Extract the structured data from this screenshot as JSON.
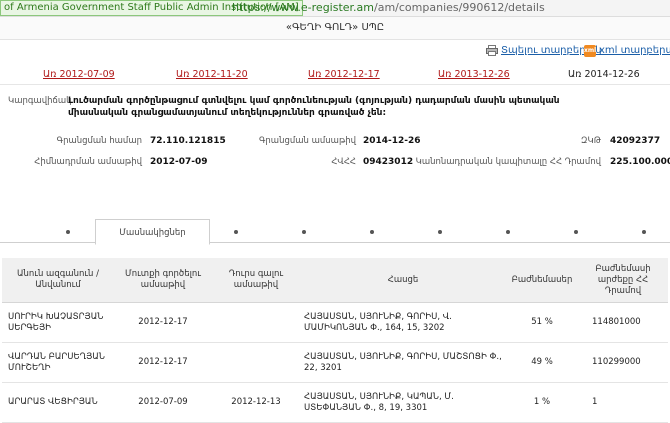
{
  "browser": {
    "cert_label": "of Armenia Government Staff Public Admin Institution [AM]",
    "url_host": "https://www.e-register.am",
    "url_path": "/am/companies/990612/details"
  },
  "page": {
    "title": "«ԳԵՂԻ ԳՈԼԴ» ՍՊԸ",
    "print_label": "Տպելու տարբերակ",
    "xml_label": "xml տարբերակ",
    "xml_icon_text": "xml"
  },
  "dates": [
    {
      "label": "Առ 2012-07-09",
      "current": false
    },
    {
      "label": "Առ 2012-11-20",
      "current": false
    },
    {
      "label": "Առ 2012-12-17",
      "current": false
    },
    {
      "label": "Առ 2013-12-26",
      "current": false
    },
    {
      "label": "Առ 2014-12-26",
      "current": true
    }
  ],
  "details": {
    "status_label": "Կարգավիճակ",
    "status_value": "Լուծարման գործընթացում գտնվելու կամ գործունեության (գոյության) դադարման մասին պետական միասնական գրանցամատյանում տեղեկություններ գրառված չեն:",
    "reg_number_label": "Գրանցման համար",
    "reg_number_value": "72.110.121815",
    "reg_date_label": "Գրանցման ամսաթիվ",
    "reg_date_value": "2014-12-26",
    "tin_label": "ՀՎՀՀ",
    "tin_value": "09423012",
    "zkp_label": "ԶԿԹ",
    "zkp_value": "42092377",
    "founding_date_label": "Հիմնադրման ամսաթիվ",
    "founding_date_value": "2012-07-09",
    "capital_label": "Կանոնադրական կապիտալը ՀՀ Դրամով",
    "capital_value": "225.100.000"
  },
  "tab": {
    "active_label": "Մասնակիցներ"
  },
  "table": {
    "headers": {
      "name": "Անուն ազգանուն / Անվանում",
      "entry_date": "Մուտքի գործելու ամսաթիվ",
      "exit_date": "Դուրս գալու ամսաթիվ",
      "address": "Հասցե",
      "shares": "Բաժնեմասեր",
      "value": "Բաժնեմասի արժեքը ՀՀ Դրամով"
    },
    "rows": [
      {
        "name": "ՍՈՒՐԻԿ ԽԱՉԱՏՐՅԱՆ ՍԵՐԳԵՅԻ",
        "entry_date": "2012-12-17",
        "exit_date": "",
        "address": "ՀԱՅԱՍՏԱՆ, ՍՅՈՒՆԻՔ, ԳՈՐԻՍ, Վ. ՄԱՄԻԿՈՆՅԱՆ Փ., 164, 15, 3202",
        "shares": "51 %",
        "value": "114801000"
      },
      {
        "name": "ՎԱՐԴԱՆ ԲԱՐՍԵՂՅԱՆ ՄՈՒՇԵՂԻ",
        "entry_date": "2012-12-17",
        "exit_date": "",
        "address": "ՀԱՅԱՍՏԱՆ, ՍՅՈՒՆԻՔ, ԳՈՐԻՍ, ՄԱՇՏՈՑԻ Փ., 22, 3201",
        "shares": "49 %",
        "value": "110299000"
      },
      {
        "name": "ԱՐԱՐԱՏ ՎԵՑԻՐՅԱՆ",
        "entry_date": "2012-07-09",
        "exit_date": "2012-12-13",
        "address": "ՀԱՅԱՍՏԱՆ, ՍՅՈՒՆԻՔ, ԿԱՊԱՆ, Մ. ՍՏԵՓԱՆՅԱՆ Փ., 8, 19, 3301",
        "shares": "1 %",
        "value": "1"
      }
    ]
  }
}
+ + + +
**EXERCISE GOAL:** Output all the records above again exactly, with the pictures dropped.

**OUTPUT OF THE TASK:**
Extract the structured data from this screenshot as JSON.
{
  "browser": {
    "cert_label": "of Armenia Government Staff Public Admin Institution [AM]",
    "url_host": "https://www.e-register.am",
    "url_path": "/am/companies/990612/details"
  },
  "page": {
    "title": "«ԳԵՂԻ ԳՈԼԴ» ՍՊԸ",
    "print_label": "Տպելու տարբերակ",
    "xml_label": "xml տարբերակ",
    "xml_icon_text": "xml"
  },
  "dates": [
    {
      "label": "Առ 2012-07-09",
      "current": false
    },
    {
      "label": "Առ 2012-11-20",
      "current": false
    },
    {
      "label": "Առ 2012-12-17",
      "current": false
    },
    {
      "label": "Առ 2013-12-26",
      "current": false
    },
    {
      "label": "Առ 2014-12-26",
      "current": true
    }
  ],
  "details": {
    "status_label": "Կարգավիճակ",
    "status_value": "Լուծարման գործընթացում գտնվելու կամ գործունեության (գոյության) դադարման մասին պետական միասնական գրանցամատյանում տեղեկություններ գրառված չեն:",
    "reg_number_label": "Գրանցման համար",
    "reg_number_value": "72.110.121815",
    "reg_date_label": "Գրանցման ամսաթիվ",
    "reg_date_value": "2014-12-26",
    "tin_label": "ՀՎՀՀ",
    "tin_value": "09423012",
    "zkp_label": "ԶԿԹ",
    "zkp_value": "42092377",
    "founding_date_label": "Հիմնադրման ամսաթիվ",
    "founding_date_value": "2012-07-09",
    "capital_label": "Կանոնադրական կապիտալը ՀՀ Դրամով",
    "capital_value": "225.100.000"
  },
  "tab": {
    "active_label": "Մասնակիցներ"
  },
  "table": {
    "headers": {
      "name": "Անուն ազգանուն / Անվանում",
      "entry_date": "Մուտքի գործելու ամսաթիվ",
      "exit_date": "Դուրս գալու ամսաթիվ",
      "address": "Հասցե",
      "shares": "Բաժնեմասեր",
      "value": "Բաժնեմասի արժեքը ՀՀ Դրամով"
    },
    "rows": [
      {
        "name": "ՍՈՒՐԻԿ ԽԱՉԱՏՐՅԱՆ ՍԵՐԳԵՅԻ",
        "entry_date": "2012-12-17",
        "exit_date": "",
        "address": "ՀԱՅԱՍՏԱՆ, ՍՅՈՒՆԻՔ, ԳՈՐԻՍ, Վ. ՄԱՄԻԿՈՆՅԱՆ Փ., 164, 15, 3202",
        "shares": "51 %",
        "value": "114801000"
      },
      {
        "name": "ՎԱՐԴԱՆ ԲԱՐՍԵՂՅԱՆ ՄՈՒՇԵՂԻ",
        "entry_date": "2012-12-17",
        "exit_date": "",
        "address": "ՀԱՅԱՍՏԱՆ, ՍՅՈՒՆԻՔ, ԳՈՐԻՍ, ՄԱՇՏՈՑԻ Փ., 22, 3201",
        "shares": "49 %",
        "value": "110299000"
      },
      {
        "name": "ԱՐԱՐԱՏ ՎԵՑԻՐՅԱՆ",
        "entry_date": "2012-07-09",
        "exit_date": "2012-12-13",
        "address": "ՀԱՅԱՍՏԱՆ, ՍՅՈՒՆԻՔ, ԿԱՊԱՆ, Մ. ՍՏԵՓԱՆՅԱՆ Փ., 8, 19, 3301",
        "shares": "1 %",
        "value": "1"
      }
    ]
  }
}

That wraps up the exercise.